To say musician John Mayer is a fan of German technical brand Acronym would be an understatement.
Mayer, an avid collector of the brand known for its well-crafted, functional aesthetic, sat onstage with its co-chief executive officer Errolson Hugh as the two talked up Acronym’s latest collaboration with Nike, the Air VaporMax Moc 2. The panel, which took over a Thirties theater in Los Feliz Friday, is part of Nike’s weekend festivities around the Air VaporMax x Acronym’s global release that also includes a pop-up Nike Air Gallery featuring the work of local artists, along with workshops.
“I think a lot of people were expecting us to put zippers and buckles and magnetic parts,” Errolson said of design twists that have become synonymous with Acronym’s Nike collaborations. “When we did that on the previous three shoes, those were to change the behavior you had with the shoe to make it easier to put on and take off. But with this shoe, the way it works is so great that we didn’t really feel the need to. If we would have done it, then what that would have been was taking something technical and turning it into ornamentation. We really wanted to avoid that actually.”

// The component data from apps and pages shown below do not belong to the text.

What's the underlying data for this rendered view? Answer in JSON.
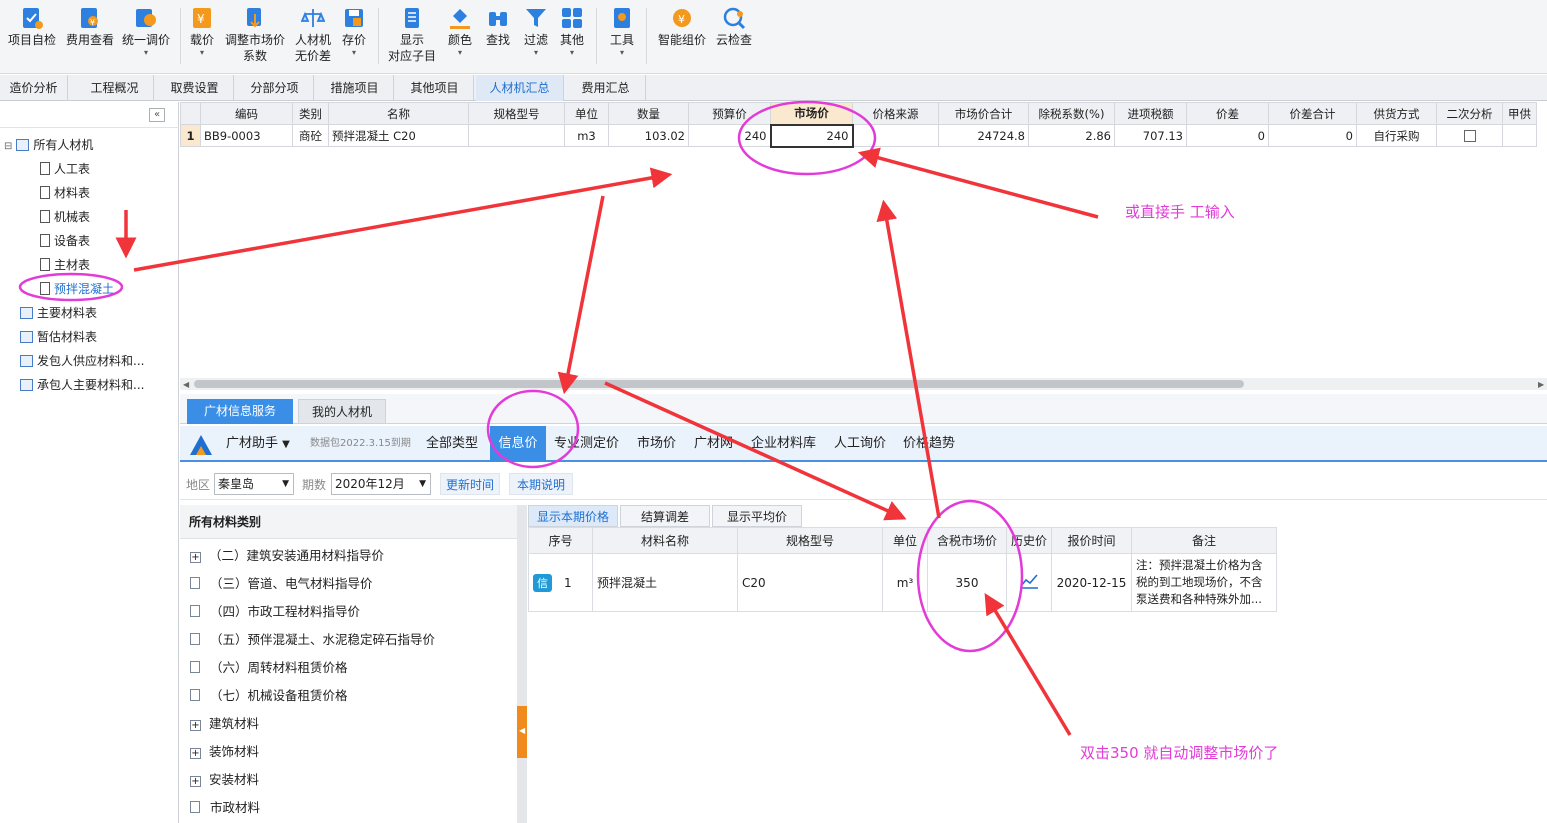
{
  "toolbar": {
    "items": [
      {
        "label": "项目自检",
        "icon": "check-icon"
      },
      {
        "label": "费用查看",
        "icon": "cost-view-icon"
      },
      {
        "label": "统一调价",
        "icon": "adjust-price-icon"
      },
      {
        "label": "载价",
        "icon": "load-price-icon"
      },
      {
        "label": "调整市场价\n系数",
        "icon": "market-coef-icon"
      },
      {
        "label": "人材机\n无价差",
        "icon": "balance-icon"
      },
      {
        "label": "存价",
        "icon": "save-price-icon"
      },
      {
        "label": "显示\n对应子目",
        "icon": "list-icon"
      },
      {
        "label": "颜色",
        "icon": "paint-bucket-icon"
      },
      {
        "label": "查找",
        "icon": "binoculars-icon"
      },
      {
        "label": "过滤",
        "icon": "filter-icon"
      },
      {
        "label": "其他",
        "icon": "grid-icon"
      },
      {
        "label": "工具",
        "icon": "tool-icon"
      },
      {
        "label": "智能组价",
        "icon": "smart-price-icon"
      },
      {
        "label": "云检查",
        "icon": "cloud-check-icon"
      }
    ]
  },
  "tabs": [
    "造价分析",
    "工程概况",
    "取费设置",
    "分部分项",
    "措施项目",
    "其他项目",
    "人材机汇总",
    "费用汇总"
  ],
  "tree": {
    "collapse_glyph": "«",
    "root": "所有人材机",
    "children": [
      "人工表",
      "材料表",
      "机械表",
      "设备表",
      "主材表",
      "预拌混凝土"
    ],
    "others": [
      "主要材料表",
      "暂估材料表",
      "发包人供应材料和...",
      "承包人主要材料和..."
    ]
  },
  "grid": {
    "headers": [
      "编码",
      "类别",
      "名称",
      "规格型号",
      "单位",
      "数量",
      "预算价",
      "市场价",
      "价格来源",
      "市场价合计",
      "除税系数(%)",
      "进项税额",
      "价差",
      "价差合计",
      "供货方式",
      "二次分析",
      "甲供"
    ],
    "row": {
      "no": "1",
      "code": "BB9-0003",
      "type": "商砼",
      "name": "预拌混凝土 C20",
      "spec": "",
      "unit": "m3",
      "qty": "103.02",
      "budget": "240",
      "market": "240",
      "source": "",
      "total": "24724.8",
      "coef": "2.86",
      "tax": "707.13",
      "diff": "0",
      "diffsum": "0",
      "supply": "自行采购"
    }
  },
  "bottom": {
    "tabs": [
      "广材信息服务",
      "我的人材机"
    ],
    "assistant": "广材助手",
    "data_pkg": "数据包2022.3.15到期",
    "nav": [
      "全部类型",
      "信息价",
      "专业测定价",
      "市场价",
      "广材网",
      "企业材料库",
      "人工询价",
      "价格趋势"
    ],
    "filter": {
      "region_label": "地区",
      "region": "秦皇岛",
      "period_label": "期数",
      "period": "2020年12月",
      "update_btn": "更新时间",
      "note_btn": "本期说明"
    },
    "category_title": "所有材料类别",
    "categories": [
      "（二）建筑安装通用材料指导价",
      "（三）管道、电气材料指导价",
      "（四）市政工程材料指导价",
      "（五）预伴混凝土、水泥稳定碎石指导价",
      "（六）周转材料租赁价格",
      "（七）机械设备租赁价格",
      "建筑材料",
      "装饰材料",
      "安装材料",
      "市政材料"
    ],
    "subtabs": [
      "显示本期价格",
      "结算调差",
      "显示平均价"
    ],
    "info_headers": [
      "序号",
      "材料名称",
      "规格型号",
      "单位",
      "含税市场价",
      "历史价",
      "报价时间",
      "备注"
    ],
    "info_row": {
      "badge": "信",
      "no": "1",
      "name": "预拌混凝土",
      "spec": "C20",
      "unit": "m³",
      "price": "350",
      "date": "2020-12-15",
      "note": "注：预拌混凝土价格为含税的到工地现场价，不含泵送费和各种特殊外加..."
    }
  },
  "annotations": {
    "a1": "或直接手 工输入",
    "a2": "双击350  就自动调整市场价了"
  },
  "colors": {
    "accent": "#1f6fd1",
    "annotation": "#e23bd8",
    "arrow": "#f0343a"
  }
}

Instead, the designer charged himself with doing something he said used a “completely different tool set,” a task that’s the norm for Hugh with any project.
“In terms of pushing things forward, that’s the way Acronym has evolved over time,” Hugh said. “It’s our job really to do that. We were talking earlier today about being broad and shallow or narrow and deep. It’s two different approaches to design and Acronym is definitely on the narrow but deep side. It’s not for everybody. It’s hard to get. It’s difficult to make, but because of those limitations you can explore something in a very extreme manner and that’s what we’ve become known for and it’s also what we’re good at.”
The unveiling of Acronym’s collaboration with Nike — of which Mayer also stars marketing materials for the shoe — had nothing to do with a nod to heritage as is the case for many sportswear firms today in trying to ride the wave of nostalgia.
Mayer applauded the VaporMax silhouette in general for the specific reason that it forges a new design reference.
“I love how there’s no previous context for this,” Mayer said. “There’s a context for Air Force 1. It means something. It’s related to whose worn it, what it means, what division of lifestyle is that. When I first saw the VaporMax, I was like ‘Oh, this isn’t anybody’s yet. This can be applied in any way.’ It still is a very young silhouette that, because it doesn’t have a history as you put it on before you leave the house, you’re not saying ‘Is this too blank? Is this too that?’”
Mayer, who was wearing an Acronym jacket from 2009, pointed to the garment and its pairing with the new VaporMax as the sign of what he said is a great designer.
“This isn’t even out yet and this is almost 10 years old, and they look like they came out on the same day, right?” Mayer said pointing to his outfit.
The ability to think beyond what works and what doesn’t is part of the process and why, in cases of sneaker collaborations, the recasting of a classic — or even something new — oftentimes can polarize a community. That happens, Mayer pointed out, with any designer or artist’s vision and what he called the calibration time between when something is released and when an individual necessarily “gets” the vision.
“It’s this balance. People want something that they identify as familiar but they don’t want something that is identical and there’s this gap between what you’ve seen before and what you haven’t seen before,” he said. “I imagine if you ask people to quantify how far do you want that gap to go, because you don’t want to see what you already know but you don’t want to see things that you can’t relate to. What you want to do is trust the people who you admire to do some of the thinking ahead of time and say ‘Look, I figured out a way for the next part of this. Come with me.’”
Saturday perhaps provided a good indication of just how long it’s taken the market to “get” Hugh’s vision with the VaporMax Moc 2: The shoes, which were initially released that day exclusively online at Acronym, were already sold out by morning.